But 500 Startups CEO Dave McClure is a little more optimistic about the future of the human-relations startup. Speaking at the Launch Festival in San Francisco Thursday, the head of the Silicon Valley startup incubator suggested some of Zenefits' problems were being exaggerated.

"I think that's maybe not as troubled a story as it's being presented," he said, acknowledging that former CEO Parker Conrad was "pushing the envelope" with marketing and sales techniques.

Conrad resigned last month because of what new CEO David Sacks described in an email to employees as "inadequate" compliance. It was later revealed brokers at the company were faking their qualifications, and additional executives were fired.

Zenefits is still a promising company, said McClure, citing the hiring of Sacks as CEO as evidence. Sacks served as Zenefits' COO prior to stepping up as CEO. Before that, he served as COO of PayPal and founder of workplace collaboration tool Yammer, which ultimately sold to Microsoft.

McClure said if he had a chance to work with Sacks at a startup, "I'd jump on it."

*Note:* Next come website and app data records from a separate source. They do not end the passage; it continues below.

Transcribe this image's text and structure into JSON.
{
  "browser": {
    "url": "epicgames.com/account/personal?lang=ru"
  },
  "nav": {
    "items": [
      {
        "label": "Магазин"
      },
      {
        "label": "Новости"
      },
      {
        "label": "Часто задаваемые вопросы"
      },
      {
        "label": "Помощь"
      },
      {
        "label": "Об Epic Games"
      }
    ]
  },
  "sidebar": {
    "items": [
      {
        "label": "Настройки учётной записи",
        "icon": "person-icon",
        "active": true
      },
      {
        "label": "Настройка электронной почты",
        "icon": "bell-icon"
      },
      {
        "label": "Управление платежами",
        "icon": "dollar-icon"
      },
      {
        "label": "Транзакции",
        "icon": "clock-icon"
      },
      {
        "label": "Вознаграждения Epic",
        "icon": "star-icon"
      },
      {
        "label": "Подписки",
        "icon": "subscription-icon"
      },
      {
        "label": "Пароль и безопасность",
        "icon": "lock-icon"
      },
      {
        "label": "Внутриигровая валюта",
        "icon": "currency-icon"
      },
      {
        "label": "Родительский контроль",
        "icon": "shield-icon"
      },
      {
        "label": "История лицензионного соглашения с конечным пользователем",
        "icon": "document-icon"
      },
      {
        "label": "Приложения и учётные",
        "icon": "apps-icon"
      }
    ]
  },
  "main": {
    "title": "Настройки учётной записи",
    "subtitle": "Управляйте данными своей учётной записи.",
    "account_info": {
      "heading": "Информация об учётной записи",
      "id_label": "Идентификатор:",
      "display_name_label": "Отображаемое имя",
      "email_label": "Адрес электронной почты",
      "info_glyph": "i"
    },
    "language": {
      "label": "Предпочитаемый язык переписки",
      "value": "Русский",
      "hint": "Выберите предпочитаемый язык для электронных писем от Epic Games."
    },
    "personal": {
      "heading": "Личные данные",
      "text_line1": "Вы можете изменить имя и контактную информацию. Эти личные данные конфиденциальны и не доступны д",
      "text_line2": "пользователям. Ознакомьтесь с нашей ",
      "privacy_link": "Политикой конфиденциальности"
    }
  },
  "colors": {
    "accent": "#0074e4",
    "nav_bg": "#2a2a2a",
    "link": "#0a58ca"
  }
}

In an email to staffers last month, Sacks announced the layoff of 250 employees but said he thinks Zenefits will fall outside the narrative of failed tech company turnarounds.

"During my years in Silicon Valley, I've seen a number of attempted tech turn-arounds. Frankly, they don't have a very good track record," he wrote. "But that's because those companies had become obsolete technologies; they had lost their product-market fit. That is not Zenefits. Zenefits has made mistakes but it never lost its product-market fit." 

McClure said Thursday, "I know the company definitely has customers and definitely has revenue."